It’s that time again, where we are asked to write our top story of the year.
Although a couple deserve mentioning, my top story had the greatest effect on me.
The actions of Dikla Smith and Mikka Heaney, organisers of a ‘Gift of Love’, which ensure children of needy families in Paphos get a present at Christmas should be mentioned, as should the Hearts of Gold Cyprus awards, where I was able to reconnect with toddler, Zoe Dhull, a 2016 nominee.
In 2013, her fight for life and life-saving heart operation in Israel featured on the Cyprus Mail’s front page. She is now a healthy and happy three year old.
The ‘terrible threes’ meant she repeatedly screamed ‘no’ at both Father Christmas and I, not wanting a hug or a gift. Happily, her lungs seem to be operating at full force and she now possesses boundless energy and cheeky infectious laugh.
These are both important to mention, but the story that moved me the most was that of father and daughter, Maher and Dina Elgohary, persecuted Coptic Christian converts who fled to Cyprus in hope of a new life.
I have continued to stay in regular contact since I initially interviewed them for the newspaper in November.
Just last week they told me that if they had still been in Egypt they would have been caught up in the explosion that ripped through a church they used to frequent in Cairo.
On Sunday, December 11, St Peter and St Paul chapel, adjoining St Mark’s Cathedral in Cairo, was packed with worshipers celebrating Sunday morning prayer. It was bombed and 25 churchgoers, mostly women and children, were killed and dozens were severely wounded.
Maher tells me this is where they used to pray regularly.
“We would most probably be dead now, we would have been there,” he said.
The father and daughter have escaped violence and death numerous times. They recently came to Cyprus, after three men forced their way into their apartment in Egypt and made them participate in a video, holding up signs denouncing their faith and claiming they had found Islam. Their lives were threatened to make them comply.
Dina tells me that if she hadn’t been there her father would have refused and they would have killed him.
Maher has faced years of abuse after he converted from Islam to Christianity more than twenty years ago; he had secretly been a Christian for far longer. His daughter has suffered the same fate, he said.

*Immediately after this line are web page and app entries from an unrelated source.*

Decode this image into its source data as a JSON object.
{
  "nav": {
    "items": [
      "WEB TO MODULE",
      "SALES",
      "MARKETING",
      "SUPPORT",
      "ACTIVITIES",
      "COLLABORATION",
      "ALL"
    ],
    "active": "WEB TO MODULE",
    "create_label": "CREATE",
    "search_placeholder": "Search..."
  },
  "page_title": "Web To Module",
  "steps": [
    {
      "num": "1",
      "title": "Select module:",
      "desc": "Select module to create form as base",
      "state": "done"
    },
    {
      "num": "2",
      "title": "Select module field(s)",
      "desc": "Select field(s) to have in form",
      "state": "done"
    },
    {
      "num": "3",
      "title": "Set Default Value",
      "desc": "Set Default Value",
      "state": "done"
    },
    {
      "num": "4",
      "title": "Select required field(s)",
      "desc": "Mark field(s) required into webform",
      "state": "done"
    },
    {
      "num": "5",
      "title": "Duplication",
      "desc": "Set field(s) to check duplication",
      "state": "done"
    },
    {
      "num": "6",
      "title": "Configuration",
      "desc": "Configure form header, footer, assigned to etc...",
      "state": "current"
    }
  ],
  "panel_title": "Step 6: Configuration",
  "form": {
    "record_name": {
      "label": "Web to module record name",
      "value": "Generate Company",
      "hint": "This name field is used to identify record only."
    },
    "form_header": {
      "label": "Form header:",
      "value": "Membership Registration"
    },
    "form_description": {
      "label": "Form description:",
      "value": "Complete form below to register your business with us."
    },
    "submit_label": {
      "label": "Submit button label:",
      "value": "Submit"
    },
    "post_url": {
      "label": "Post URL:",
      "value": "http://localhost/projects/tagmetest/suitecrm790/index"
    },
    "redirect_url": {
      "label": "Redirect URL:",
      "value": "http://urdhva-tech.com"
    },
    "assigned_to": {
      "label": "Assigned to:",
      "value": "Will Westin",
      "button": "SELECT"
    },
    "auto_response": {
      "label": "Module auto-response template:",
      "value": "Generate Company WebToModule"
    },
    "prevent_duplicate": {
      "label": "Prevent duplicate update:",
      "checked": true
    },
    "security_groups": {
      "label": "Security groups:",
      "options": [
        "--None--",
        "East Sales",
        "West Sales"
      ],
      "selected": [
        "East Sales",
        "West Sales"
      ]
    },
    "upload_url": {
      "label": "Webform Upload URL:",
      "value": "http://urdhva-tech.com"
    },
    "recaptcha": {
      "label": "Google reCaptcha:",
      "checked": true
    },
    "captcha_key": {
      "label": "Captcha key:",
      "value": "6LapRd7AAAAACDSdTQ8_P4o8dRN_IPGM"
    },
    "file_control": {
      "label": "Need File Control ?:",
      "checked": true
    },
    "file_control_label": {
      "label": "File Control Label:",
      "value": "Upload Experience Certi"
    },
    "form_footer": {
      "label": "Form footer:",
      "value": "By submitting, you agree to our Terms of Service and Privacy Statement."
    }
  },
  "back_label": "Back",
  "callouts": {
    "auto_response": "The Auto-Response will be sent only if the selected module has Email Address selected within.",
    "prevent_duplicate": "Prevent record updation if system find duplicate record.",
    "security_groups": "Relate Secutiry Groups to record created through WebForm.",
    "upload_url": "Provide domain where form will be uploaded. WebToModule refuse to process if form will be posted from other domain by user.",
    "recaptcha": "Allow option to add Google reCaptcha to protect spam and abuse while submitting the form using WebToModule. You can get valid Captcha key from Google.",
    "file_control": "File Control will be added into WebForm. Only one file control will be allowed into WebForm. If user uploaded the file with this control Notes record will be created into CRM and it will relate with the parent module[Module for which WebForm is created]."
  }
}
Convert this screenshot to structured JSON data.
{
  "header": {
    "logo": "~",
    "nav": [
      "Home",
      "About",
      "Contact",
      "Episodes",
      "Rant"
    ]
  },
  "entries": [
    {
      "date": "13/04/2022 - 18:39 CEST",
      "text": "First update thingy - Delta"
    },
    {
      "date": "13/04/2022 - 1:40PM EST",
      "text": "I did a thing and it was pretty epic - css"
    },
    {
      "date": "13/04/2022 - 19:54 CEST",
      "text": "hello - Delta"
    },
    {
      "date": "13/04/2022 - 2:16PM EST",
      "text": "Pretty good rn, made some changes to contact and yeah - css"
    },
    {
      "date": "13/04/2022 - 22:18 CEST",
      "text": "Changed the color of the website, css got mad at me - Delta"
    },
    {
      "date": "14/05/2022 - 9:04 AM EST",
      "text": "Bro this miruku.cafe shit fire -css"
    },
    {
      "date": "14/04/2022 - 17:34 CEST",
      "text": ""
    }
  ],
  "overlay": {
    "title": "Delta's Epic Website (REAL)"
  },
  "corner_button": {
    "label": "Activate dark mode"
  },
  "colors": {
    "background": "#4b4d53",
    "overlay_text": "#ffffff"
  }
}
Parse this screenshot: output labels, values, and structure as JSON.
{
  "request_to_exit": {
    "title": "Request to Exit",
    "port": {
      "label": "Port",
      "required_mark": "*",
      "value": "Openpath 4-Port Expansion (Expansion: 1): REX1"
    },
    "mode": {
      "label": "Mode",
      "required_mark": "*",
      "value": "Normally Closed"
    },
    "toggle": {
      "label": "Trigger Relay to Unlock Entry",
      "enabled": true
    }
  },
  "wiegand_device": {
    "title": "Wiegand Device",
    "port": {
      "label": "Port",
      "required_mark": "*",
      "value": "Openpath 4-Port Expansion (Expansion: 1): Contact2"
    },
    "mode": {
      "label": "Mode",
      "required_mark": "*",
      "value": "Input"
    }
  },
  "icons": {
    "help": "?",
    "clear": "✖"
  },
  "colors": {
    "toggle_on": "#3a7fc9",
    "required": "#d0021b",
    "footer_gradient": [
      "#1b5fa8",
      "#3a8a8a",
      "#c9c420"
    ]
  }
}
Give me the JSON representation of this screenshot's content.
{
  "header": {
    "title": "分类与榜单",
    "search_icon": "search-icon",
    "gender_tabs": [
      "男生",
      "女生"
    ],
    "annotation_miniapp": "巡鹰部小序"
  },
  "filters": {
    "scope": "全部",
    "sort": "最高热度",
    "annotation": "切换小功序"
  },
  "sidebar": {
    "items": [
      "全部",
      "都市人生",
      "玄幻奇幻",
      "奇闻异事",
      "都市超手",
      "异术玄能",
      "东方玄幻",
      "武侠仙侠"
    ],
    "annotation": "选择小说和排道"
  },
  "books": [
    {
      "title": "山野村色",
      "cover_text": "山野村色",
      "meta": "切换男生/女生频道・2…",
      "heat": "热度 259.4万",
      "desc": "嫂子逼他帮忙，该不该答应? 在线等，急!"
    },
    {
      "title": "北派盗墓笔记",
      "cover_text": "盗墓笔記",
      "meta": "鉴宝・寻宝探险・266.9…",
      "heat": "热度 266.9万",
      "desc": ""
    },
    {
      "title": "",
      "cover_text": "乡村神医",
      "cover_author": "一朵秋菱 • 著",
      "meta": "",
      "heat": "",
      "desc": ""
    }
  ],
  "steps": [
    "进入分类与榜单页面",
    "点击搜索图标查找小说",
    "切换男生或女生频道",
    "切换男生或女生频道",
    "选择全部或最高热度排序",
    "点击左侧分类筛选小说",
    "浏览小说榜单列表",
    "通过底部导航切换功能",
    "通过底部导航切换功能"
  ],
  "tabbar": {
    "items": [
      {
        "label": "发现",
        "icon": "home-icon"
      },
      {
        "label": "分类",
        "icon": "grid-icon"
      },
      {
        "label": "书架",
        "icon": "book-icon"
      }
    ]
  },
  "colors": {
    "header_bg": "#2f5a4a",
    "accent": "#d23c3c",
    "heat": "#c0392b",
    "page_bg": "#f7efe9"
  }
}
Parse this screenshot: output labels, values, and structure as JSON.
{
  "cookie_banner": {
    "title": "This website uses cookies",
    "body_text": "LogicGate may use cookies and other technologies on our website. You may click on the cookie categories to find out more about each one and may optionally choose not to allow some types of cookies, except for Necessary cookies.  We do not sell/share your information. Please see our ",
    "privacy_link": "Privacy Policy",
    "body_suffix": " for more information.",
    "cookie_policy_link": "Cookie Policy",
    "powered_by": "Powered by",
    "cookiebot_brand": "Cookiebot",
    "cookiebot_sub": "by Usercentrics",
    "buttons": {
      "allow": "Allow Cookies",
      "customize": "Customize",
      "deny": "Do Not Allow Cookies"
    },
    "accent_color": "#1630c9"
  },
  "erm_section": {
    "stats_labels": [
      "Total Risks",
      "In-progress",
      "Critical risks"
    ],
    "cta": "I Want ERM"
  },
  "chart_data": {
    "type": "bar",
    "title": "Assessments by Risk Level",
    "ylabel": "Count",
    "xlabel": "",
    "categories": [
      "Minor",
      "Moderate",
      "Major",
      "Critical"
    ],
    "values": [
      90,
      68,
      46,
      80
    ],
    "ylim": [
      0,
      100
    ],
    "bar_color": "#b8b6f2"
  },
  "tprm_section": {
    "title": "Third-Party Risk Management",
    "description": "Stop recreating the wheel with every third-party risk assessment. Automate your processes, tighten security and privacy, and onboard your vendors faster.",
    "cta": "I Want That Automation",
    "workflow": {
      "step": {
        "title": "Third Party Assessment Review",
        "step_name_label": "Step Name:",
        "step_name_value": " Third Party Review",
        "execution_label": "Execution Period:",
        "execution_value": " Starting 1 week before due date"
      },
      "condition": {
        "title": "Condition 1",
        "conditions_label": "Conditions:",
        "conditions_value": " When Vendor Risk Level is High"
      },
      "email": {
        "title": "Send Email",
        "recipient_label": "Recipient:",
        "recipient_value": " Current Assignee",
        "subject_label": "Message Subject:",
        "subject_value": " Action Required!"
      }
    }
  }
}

The pair have suffered a litany of abuse, both verbal and physical and persecution. Dina, now 22, has spent much of her life in hiding.
As we get to know each other better, she breaks down recounting some of the horrendous situations she has found herself in. She reflects on the beating she received at the hands of the police, where they pummelled her legs and punched her front teeth out to try to force her back to Islam.
She weeps as she recounts her father’s actions, as incensed he leapt to her defence only to receive a fearsome assault.
She also tells me that she has never understood why, whilst living in hiding in 2009 aged 15, a letter she wrote to President US Obama asking for help remains unanswered, despite gaining worldwide media attention.
She also doesn’t understand why ‘everyone hates her.’
“The Muslims hate me and the Christians are afraid of me. They think they will be hurt if they befriend me.”
It’s hard to look away from her eyes, which are brimming with tears. She longs to finish her studies, she wants to be a fashion designer and live in peace.
“I didn’t used to sleep much in Egypt, I am always scared for mine and my father’s life,” she said.
Maher, who is fiercely protective of his daughter, admits that they both need psychological support to try and rid them of the demons they carry with them everywhere.
“We need help to try and get all of this stuff out of our heads. We need to try and clear it all away.”
He weeps openly.
It must be exhausting for them, and at times, they seem to teeter on the edge of paranoia, but it’s not hard to see why.
Radical Muslims have called Maher an apostate, and sheikhs have issued fatwas, demanding that he and his daughter be killed. They have been beaten and tortured. Dina survived an acid attack, Maher a beheading attempt. He was also branded with hot metal, their water was poisoned, their pet dogs murdered, the list goes on.
Tired of running, exhausted with life and moving house every month, the Elgoharys want a ‘normal’ life, a permanent home, warm clothes, food and friends. Maher is desperate to work.
They are being helped by a Paphos church and other offers of help came from Cyprus Mail readers after their story was published.
Just a small example is the help offered by Paphos businessman, Neophytos Constantinou, who provided Dina with a free eye test and glasses, which she desperately needed.
“The people here in Cyprus have been so good to us, we really hope that they will protect us and we will be allowed to stay.”